Paris, France was the last port of call on our whirlwind European adventure. Unfortunately, we had only two days to explore the city and everything it had to offer. You could easily spend weeks, if not months, and never begin to discover all the fascinating and beautiful treasures.
We decided to see two things: The Palace of Versailles and the Louvre Art Museum.
The Palace of Versailles is about five miles south-east of Paris and can be traveled to easily by way of the Metro/RER subway system. In early April the crowds in Paris were quite intense and sometimes overwhelming.

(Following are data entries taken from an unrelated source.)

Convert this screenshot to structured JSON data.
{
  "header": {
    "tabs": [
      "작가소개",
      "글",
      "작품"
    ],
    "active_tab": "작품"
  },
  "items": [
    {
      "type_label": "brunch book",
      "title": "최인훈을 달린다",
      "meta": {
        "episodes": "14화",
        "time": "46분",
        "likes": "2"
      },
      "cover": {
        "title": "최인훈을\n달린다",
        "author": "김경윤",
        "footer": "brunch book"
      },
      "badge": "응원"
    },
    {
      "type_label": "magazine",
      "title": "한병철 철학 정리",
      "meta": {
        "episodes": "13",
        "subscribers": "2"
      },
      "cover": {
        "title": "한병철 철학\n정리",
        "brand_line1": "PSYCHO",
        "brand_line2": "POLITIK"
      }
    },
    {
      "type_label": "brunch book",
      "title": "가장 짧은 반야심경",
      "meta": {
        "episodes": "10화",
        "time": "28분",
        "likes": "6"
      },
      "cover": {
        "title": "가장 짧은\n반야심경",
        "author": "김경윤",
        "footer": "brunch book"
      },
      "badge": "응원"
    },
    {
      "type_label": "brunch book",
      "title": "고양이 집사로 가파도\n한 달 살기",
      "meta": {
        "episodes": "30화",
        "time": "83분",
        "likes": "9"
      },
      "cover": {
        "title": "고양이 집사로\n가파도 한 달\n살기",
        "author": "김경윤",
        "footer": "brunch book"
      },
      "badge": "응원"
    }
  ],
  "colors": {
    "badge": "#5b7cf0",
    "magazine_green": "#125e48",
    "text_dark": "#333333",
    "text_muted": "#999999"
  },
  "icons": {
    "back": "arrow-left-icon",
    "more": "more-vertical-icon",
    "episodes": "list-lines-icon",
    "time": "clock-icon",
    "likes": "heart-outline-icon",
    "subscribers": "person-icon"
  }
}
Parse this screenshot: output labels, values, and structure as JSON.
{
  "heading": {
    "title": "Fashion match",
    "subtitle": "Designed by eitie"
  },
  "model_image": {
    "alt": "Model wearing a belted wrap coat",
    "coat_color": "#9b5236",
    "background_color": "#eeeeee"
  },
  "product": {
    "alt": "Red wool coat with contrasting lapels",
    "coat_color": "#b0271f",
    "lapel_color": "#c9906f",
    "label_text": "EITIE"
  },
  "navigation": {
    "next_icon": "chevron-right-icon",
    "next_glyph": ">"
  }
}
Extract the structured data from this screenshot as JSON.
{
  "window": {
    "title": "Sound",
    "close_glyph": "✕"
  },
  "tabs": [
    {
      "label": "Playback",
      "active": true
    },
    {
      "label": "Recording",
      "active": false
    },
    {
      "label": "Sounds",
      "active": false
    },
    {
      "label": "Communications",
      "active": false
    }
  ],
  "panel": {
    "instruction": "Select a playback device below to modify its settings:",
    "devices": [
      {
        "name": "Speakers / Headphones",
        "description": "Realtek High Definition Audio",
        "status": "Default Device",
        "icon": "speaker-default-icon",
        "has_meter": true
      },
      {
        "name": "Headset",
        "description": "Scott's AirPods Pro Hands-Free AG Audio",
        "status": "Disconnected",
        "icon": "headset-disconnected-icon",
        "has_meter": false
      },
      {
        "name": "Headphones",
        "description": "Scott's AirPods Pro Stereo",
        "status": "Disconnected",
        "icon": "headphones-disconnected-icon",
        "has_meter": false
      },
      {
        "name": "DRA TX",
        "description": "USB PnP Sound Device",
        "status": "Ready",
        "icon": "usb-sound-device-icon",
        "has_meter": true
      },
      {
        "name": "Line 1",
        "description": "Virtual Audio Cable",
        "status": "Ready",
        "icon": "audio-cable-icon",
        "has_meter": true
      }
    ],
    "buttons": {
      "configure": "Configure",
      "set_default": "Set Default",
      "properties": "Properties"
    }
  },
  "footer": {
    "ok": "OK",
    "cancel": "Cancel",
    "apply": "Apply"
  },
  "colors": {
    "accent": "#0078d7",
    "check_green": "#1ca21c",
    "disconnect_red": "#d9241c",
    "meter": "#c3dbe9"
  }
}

We had to stand in line to get into the Palace Museum for over two hours weaving our way up and down the vast plaza until entering a security search point, single file, before actually gaining entrance.
Visiting the Gardens was equally difficult, and in our case, prohibitive due to the long lines and our exhaustion factor upon finishing the Palace self-guided tour.
After our experience at the Palace of Versailles, we decided we would skip the inevitable long lines at the Louvre and instead simply tour the city on foot starting at the Arch de Triumph. We stumbled upon unexpected treasures everywhere. One can not escape all the incredible monuments, architecture, artwork, gardens, statuary, and fountains which completely surround you.
Tourists surround you as well, so be prepared to endure the crowds. The Metro can get so jam-packed that you may not be able to get off at your stop, which happened to us (but only once). We definitely needed more time to explore. Oh well, maybe next time...Goto SlideShow